Many of our local farmers and families have sold up their properties and moved to bigger regional centres, the lack of opportunity for economic sustainability in the areas of agriculture, sheep and cattle farming has also been at an all-time low which has a ripple effect throughout the local community. Job losses in the local area have been at an all-time high and over the past few years many of the local businesses have had to close their doors due to financial hardship and a dwindling local economy.
To add to this devastation the NSW State government has announced the closure of yetta dhinnakkal correctional centre in mid-2020. This facility has 35 full time employees and houses between 50 to 100 inmates which brings much needed economy to the businesses of Brewarrina township. We expect the closure of this facility to have an even more devastating effect on our communities. Again, families will be forced to leave town in search of work.
Below we have outlined a small snippet of Brewarrina and as you will see we have an outstanding history and have a real opportunity to diversify and build a whole new economy around tourism (there is so much more to tell). But to be able to do this, our town needs some much needed help and the Rural Aid 10 Towns Makeover Initiative could help us achieve this.
Brewarrina is located amid the traditional lands of the Muruwari, Ngemba, Weilwan and Yualwarri first nation peoples. The area has a long Indigenous Australian history and was once the meeting ground for over 5,000 people.
The Brewarrina Fish Traps
The Brewarrina fish traps are estimated to be over 40,000 years old and one of the oldest man-made structures on earth.
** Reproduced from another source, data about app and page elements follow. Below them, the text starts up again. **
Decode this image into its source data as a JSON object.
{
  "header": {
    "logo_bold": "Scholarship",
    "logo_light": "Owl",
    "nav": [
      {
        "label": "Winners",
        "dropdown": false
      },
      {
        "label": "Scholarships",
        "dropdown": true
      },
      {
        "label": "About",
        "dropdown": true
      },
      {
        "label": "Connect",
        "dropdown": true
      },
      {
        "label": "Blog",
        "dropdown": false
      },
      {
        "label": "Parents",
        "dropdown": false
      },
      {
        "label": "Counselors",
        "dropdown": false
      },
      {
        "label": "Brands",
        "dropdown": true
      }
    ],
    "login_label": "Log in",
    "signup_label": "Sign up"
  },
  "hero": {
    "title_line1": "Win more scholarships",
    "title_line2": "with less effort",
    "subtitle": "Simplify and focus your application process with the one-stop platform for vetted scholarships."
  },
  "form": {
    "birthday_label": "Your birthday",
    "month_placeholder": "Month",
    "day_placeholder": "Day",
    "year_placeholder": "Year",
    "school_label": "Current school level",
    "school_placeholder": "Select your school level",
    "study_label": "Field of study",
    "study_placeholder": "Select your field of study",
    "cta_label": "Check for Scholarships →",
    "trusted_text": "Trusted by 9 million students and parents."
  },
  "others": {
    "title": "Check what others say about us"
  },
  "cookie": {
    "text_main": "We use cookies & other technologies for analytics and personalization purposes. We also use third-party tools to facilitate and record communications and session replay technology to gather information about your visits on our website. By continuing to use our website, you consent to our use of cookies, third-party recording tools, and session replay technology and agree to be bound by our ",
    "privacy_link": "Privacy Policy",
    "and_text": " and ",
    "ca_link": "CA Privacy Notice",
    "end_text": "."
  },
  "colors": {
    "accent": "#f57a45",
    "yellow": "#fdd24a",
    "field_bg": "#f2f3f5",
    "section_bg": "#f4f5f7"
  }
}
This elaborate network of rock weirs and pools stretches for around half a kilometre along the riverbed and was built by ancient tribes, to catch fish as they swam upstream.
First White Settlers
White man arrived in the district around 1839-40. The first people to own land where the town now stands were the Lawson brothers, who had two holdings – one called “Walcha” and another called “Moona” The town was first known as “Walcha Hut” but this later changed to “Brewarrina”.
Cobb & Co Outpost
Cobb & Co helped to bring white people to Aboriginal land and is very much part of our common story. Brewarrina was formally surveyed and laid out in 1861 and proclaimed on 28 April 1863.
Hospital Creek Massacre
In 1859, somewhere between 300-400 Aboriginal people were massacred by white settlers in an event known as the Hospital Creek Massacre, recollections of which vary. A memorial was erected by the local Aboriginal Land Council near the site of the massacre.
In 1859 a riverboat called Gemini, skippered by William Randell, reached the town. This opened the possibility of developing the town as a port, and by the early 1860s Brewarrina was recognised as the furthest navigable point on the Darling River. Brewarrina became a port for shipping wool to Adelaide via the Darling and Murray rivers.
The Brewarrina workshop dates are fast approaching. We invite all locals to come along and share your ideas about the future of your town and what you want to retain, regain, change and create!
Workshops will be facilitated by social entrepreneur and small-town renewal specialist Peter Kenyon as part of the 10 Towns initiative through Rural Aid.
So, what’s your BIG idea is for your town?
Contact your town Co-ordinator to find out how you can be a part of the conversations to put together a 5-year community plan that will focus on renewal and long-term sustainability.
WORKSHOP DATES – 19/07/2020 – 21/07/2020
TOWN CONTACT – HEATHER FINALAYSON